Well, I guess it had to happen sooner or later.
For the first time, Seth Godin is releasing a new book, and I won’t be buying it.
You’d think that a shameless Seth fanboy like me wouldn’t be able to pass up the purchase. But it’s not happening this time.
Why? Because for the first time, I got a free advance review copy. I guess being a shameless fanboy has its perks, so I’ll go ahead and share my impressions of the book with you.
Meatball Sundae is the least appetizing book title Seth has ever come up with, and it’s absolutely perfect. The corporate skepticism for new media marketing may be over, but that doesn’t mean the people in the big boardrooms have a clue. They’ll heap on some tasty “new marketing” whipped cream and a cherry on the same commodity meatball of a business, and end up with a nasty mess.
Perhaps marketing executives figure they’ll get them some blogging, and some of that podcasting, maybe some of those viral videos too, and then they’ll be able to keep selling the same stuff they have for decades. Seth explains that you’ve got to reinvent your business to fit the realities of the new marketing (rather than the other way around), because ideas that spread through groups of people are far more powerful than ideas delivered at an individual.
Those are Seth’s words, and that’s the best definition of social media marketing I’ve heard. If the new marketing is all about the stories we respond to and share, what’s the unique story behind your business?
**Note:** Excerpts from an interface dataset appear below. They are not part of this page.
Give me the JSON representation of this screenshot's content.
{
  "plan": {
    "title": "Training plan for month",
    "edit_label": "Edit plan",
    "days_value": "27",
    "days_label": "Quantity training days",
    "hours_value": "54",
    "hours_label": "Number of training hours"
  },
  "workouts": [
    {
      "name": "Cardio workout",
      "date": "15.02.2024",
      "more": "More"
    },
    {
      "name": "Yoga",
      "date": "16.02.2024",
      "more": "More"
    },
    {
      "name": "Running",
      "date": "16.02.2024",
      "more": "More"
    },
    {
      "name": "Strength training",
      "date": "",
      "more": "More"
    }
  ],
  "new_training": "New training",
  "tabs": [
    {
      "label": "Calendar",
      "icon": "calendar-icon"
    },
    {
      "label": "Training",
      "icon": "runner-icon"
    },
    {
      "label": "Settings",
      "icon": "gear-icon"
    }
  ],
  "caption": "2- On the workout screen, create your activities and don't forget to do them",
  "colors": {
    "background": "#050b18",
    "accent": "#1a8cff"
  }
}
Meatball Sundae is not just for clueless corporate types. I see small business bloggers and online marketers who “get” blogging and social media, but there’s nothing new or unique about the underlying business. That’s why many are spinning their wheels with online marketing, no matter how much content they produce.
What’s your story? Why will people talk about you, and what will they say? If you don’t have those answers yet, getting them is the most important business task you face. You’ve got to develop a truly unique position in your market space, or maybe even create an entirely new market. The ideas in Meatball Sundae can help businesses of all sizes figure out how to make that happen.
I do, however, have one reservation about the book. And it’s fairly substantial.
On pages 83 and 84 of the book, there’s a subchapter entitled “Digging Brian’s Copy.” Yep, Copyblogger is used as an example of how independent authorities are building audiences with social media.
I guess we can forgive Seth for one lapse in judgment. But seriously, I can’t have this—people might start thinking I’m respectable or something.
All kidding aside, there is one irony related to Seth’s ideas on new media marketing being delivered via a book. Seth wrote Meatball Sundae a year ago, and it’s just now being released at the end of this month. The publishing lag time must frustrate Seth to no end, but then again, he simply must publish books to reach the corporate crowd who desperately need to understand these ideas.
Here’s an excerpt of what Seth wrote about Copyblogger that shows the contrast between traditional book publishing and the real-time media space we operate in:
His site has grown to six thousand subscribers in less than a year, mostly by practicing what he preaches.
Some readers will dismiss six thousand subscribers as a tiny number. It’s not. Most trade magazines have fewer than twenty thousand subscribers, and most of those subscribers don’t even bother to open the magazine.
Well, the Digging may be done, but it’s nice to know I’m beating most of those pesky trade magazines a year later. This long publishing lag time is one reason why I can’t talk myself into writing a book, especially given the stuff I like to write about.
Luckily, Seth’s ideas are well ahead of their time even a year later, and he demonstrates that we’re in the very early stages of a huge shift in business and marketing. Meatball Sundae provides plenty of food for thought, and yes, the bad pun is intended.
You can buy your copy of Meatball Sundae at Amazon.
Time to take a break from blogging, and get ready for 2008. It should be another fascinating year in online marketing, so stay tuned.